Return each line of the records holding the string "name".

## Material for this exercise
▬▬▬▬▬▬
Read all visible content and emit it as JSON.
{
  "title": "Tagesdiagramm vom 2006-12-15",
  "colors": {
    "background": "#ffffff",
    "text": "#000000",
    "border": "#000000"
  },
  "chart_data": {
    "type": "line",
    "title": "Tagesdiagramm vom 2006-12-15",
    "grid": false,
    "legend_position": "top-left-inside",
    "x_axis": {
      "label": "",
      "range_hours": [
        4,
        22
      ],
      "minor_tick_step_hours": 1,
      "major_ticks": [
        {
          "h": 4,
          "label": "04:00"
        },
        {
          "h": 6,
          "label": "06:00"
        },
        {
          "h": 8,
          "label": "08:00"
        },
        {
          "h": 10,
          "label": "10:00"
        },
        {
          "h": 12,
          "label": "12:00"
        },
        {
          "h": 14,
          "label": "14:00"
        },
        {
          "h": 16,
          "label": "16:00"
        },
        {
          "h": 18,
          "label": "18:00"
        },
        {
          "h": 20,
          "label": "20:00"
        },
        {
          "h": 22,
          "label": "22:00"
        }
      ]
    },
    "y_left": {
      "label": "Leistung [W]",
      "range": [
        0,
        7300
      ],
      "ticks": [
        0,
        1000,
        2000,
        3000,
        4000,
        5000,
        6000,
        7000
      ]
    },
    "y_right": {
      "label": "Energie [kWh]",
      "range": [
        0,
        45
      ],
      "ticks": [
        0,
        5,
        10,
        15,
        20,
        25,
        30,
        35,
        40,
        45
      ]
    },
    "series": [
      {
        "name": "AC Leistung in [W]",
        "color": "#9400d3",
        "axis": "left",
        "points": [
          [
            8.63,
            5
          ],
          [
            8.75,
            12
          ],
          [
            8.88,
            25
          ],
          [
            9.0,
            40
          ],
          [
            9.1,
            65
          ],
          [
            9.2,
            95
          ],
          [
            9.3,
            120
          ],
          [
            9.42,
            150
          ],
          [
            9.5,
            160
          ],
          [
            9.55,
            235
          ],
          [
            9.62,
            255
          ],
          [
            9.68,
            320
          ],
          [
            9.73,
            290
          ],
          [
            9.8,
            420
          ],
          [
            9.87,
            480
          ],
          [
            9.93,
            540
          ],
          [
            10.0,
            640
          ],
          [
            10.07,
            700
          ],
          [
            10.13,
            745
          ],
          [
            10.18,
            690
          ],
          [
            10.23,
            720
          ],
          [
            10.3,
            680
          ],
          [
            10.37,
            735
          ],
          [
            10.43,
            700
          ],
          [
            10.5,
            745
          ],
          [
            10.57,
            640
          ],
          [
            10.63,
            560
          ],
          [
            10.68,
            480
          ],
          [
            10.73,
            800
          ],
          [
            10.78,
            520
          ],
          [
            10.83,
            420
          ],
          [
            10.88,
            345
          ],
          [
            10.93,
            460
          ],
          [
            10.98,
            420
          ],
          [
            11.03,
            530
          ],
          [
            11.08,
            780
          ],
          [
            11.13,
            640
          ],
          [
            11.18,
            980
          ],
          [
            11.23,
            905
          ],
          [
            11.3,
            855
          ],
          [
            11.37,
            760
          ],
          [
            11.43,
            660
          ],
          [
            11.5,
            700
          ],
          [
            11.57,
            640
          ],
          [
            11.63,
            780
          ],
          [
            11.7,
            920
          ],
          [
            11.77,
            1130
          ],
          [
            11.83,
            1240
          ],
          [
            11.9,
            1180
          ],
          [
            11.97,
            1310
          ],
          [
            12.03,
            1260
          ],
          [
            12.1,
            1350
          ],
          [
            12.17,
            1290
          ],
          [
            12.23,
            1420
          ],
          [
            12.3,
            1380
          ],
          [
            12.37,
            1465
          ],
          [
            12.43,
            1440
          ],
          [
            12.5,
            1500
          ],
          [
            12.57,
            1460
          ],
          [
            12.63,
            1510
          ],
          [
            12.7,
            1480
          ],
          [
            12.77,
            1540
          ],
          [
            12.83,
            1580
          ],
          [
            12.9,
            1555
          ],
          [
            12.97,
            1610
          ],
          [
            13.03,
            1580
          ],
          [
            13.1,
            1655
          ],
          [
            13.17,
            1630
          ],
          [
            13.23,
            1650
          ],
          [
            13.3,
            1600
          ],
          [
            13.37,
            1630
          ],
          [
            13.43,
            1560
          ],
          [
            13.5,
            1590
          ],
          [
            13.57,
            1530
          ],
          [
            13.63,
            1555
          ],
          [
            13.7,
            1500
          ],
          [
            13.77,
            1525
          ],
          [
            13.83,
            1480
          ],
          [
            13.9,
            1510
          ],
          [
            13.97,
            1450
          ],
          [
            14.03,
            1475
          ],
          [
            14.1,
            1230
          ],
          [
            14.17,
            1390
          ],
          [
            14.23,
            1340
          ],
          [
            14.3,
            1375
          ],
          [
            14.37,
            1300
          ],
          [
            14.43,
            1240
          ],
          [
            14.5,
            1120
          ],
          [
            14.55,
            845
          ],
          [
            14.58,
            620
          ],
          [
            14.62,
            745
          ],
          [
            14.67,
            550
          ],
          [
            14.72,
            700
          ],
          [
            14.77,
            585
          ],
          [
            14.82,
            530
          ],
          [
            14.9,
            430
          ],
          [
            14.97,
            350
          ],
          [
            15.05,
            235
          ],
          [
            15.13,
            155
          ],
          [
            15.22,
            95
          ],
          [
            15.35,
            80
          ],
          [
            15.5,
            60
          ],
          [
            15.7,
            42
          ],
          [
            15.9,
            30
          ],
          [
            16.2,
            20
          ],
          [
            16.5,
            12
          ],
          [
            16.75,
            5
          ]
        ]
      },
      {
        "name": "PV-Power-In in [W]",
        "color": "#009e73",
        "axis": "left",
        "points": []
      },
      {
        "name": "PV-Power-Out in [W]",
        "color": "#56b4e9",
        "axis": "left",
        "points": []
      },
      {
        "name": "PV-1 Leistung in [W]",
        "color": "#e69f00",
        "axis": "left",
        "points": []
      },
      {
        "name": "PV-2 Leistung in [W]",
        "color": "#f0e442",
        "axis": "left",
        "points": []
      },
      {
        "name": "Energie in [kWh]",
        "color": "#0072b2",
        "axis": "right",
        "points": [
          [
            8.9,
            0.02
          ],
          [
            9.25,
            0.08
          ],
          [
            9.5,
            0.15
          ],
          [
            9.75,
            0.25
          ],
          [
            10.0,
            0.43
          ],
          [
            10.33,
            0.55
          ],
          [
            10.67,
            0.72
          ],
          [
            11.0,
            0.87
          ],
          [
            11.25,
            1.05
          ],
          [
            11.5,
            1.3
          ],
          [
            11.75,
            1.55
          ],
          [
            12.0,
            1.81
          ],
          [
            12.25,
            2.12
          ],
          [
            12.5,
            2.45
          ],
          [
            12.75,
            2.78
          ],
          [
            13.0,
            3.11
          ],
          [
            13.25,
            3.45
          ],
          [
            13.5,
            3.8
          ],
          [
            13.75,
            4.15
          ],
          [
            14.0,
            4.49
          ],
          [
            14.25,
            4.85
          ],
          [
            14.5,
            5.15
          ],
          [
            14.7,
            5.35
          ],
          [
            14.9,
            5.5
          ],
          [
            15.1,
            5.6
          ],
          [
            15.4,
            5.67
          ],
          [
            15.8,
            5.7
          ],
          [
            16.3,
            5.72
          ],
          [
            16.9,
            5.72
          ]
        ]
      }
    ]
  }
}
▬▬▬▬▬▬
## Response to this exercise
        "name": "AC Leistung in [W]",
        "name": "PV-Power-In in [W]",
        "name": "PV-Power-Out in [W]",
        "name": "PV-1 Leistung in [W]",
        "name": "PV-2 Leistung in [W]",
        "name": "Energie in [kWh]",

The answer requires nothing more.